In this change the native Hawaiian has been an object of much misplaced sympathy on the part of those who know nothing of Hawaiian affairs, or who are, at best, merely superficial and not wholly disinterested observers. With the prosperity that has followed the founding of the Republic — a prosperity in which the natives have been permitted to share — many new laws have been enacted which have conferred upon them increased privileges and a degree of liberty which they have never enjoyed
under any ruler of their own race. This is especially true in the disposition of what were known as Crown lands, which were held by the chiefs and could not be acquired by the common people. Now they are enabled to buy tracts of land freehold; and this alone must prove an incentive to greater effort on their part to fit themselves for the dignity and responsibility of the householder.
It should be explained, as I have endeavoured to show in my Introduction, that the President of the Hawaiian Republic (Mr. Dole), the Attorney-General (Mr. Smith), the Chief Justice (Mr. Judd), and others, who finally approved the abrogation of the monarchy, were all Hawaiian born. Their mothers and fathers had gone out to the Islands in the early days, and had worked strenuously to civilise the people and give the country the government of a civilised nation. It was their country, therefore, as much as it was that of any descendant of the Kamehamehas, and they loved and served it as loyally as any native Hawaiian could have done. All that it possesses to-day of worth, as I have stated repeatedly in this work, is due to their labour and to no other influence. They had faith in the ultimate triumph of enlightenment and justice, and strenuously advocated the presPREFACE. ix
ervation of the autonomy of Hawaii, even through the long and turbulent reign of Kalakaua. When Queen Liliuokalani came to the throne, more perverse than her brother, more determined to restore native rule in its most aggravated form, her subjects lost hope, and realised that there were but two alternatives,— the relapse of the country into the state from which it had so painfully emerged, or the administration of the government by the AngloSaxon, aided by the natives of the better class. This has been brought to pass.

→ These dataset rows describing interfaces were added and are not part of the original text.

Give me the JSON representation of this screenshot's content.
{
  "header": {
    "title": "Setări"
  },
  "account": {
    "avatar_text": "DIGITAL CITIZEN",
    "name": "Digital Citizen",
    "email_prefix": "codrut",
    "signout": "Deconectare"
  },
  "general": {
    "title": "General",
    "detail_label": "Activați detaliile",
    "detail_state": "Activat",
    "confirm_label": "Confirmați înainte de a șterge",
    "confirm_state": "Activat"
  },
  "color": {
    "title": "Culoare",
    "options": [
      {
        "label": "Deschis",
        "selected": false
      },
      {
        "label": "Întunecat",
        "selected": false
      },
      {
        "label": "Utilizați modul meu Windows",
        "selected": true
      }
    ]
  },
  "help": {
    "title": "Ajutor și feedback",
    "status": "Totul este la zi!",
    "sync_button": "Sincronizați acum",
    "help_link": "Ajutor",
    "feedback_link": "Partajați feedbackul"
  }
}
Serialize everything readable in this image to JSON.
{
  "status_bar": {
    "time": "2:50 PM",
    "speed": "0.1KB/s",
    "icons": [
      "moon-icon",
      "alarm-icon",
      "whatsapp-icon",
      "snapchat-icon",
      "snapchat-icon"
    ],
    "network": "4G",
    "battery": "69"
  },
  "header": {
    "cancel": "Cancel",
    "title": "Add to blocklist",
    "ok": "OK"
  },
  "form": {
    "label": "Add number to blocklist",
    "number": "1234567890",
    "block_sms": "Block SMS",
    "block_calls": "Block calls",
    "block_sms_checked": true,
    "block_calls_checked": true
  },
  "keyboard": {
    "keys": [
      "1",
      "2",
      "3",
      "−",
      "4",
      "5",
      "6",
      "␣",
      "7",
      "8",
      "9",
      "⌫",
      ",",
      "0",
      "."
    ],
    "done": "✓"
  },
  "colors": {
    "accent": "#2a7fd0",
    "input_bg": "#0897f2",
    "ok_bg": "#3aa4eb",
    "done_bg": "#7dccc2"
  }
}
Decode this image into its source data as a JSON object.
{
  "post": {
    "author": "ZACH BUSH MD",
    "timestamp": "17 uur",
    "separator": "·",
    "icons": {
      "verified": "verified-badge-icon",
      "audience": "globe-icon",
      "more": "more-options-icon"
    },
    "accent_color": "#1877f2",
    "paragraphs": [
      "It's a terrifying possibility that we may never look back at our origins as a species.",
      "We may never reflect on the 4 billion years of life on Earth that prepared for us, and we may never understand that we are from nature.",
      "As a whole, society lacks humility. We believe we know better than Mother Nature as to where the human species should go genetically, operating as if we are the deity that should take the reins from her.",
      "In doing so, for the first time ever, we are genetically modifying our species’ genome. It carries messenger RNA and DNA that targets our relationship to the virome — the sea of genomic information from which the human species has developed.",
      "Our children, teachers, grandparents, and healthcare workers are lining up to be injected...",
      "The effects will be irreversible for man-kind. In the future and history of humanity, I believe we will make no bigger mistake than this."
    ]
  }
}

When I visited the Islands first, in 1893, I went prejudiced in favour of the natives, deeply sympathising with them because they had been dispossessed of their lawful possessions. A careful and conscientious study of the situation on the spot led me to change my views absolutely, and I perceived that whatever had been done had been done of necessity and with wisdom and forbearance.
In my account of the political changes that have occurred, I have had occasion to criticise Mr. Cleveland and his personal representative, Mr. Blount, with some severity, and in defence of my statements I will merely say that much that I have written I saw; the rest is a matter of public knowledge, and may be found in a published report of the official inquiry into the case by the United States Senate through its committee of investigation. This is corroborated by State papers recorded and on file in the Government building in Honolulu.
The Old Kamehamehas. — The Crisis of 1887. — The Gibson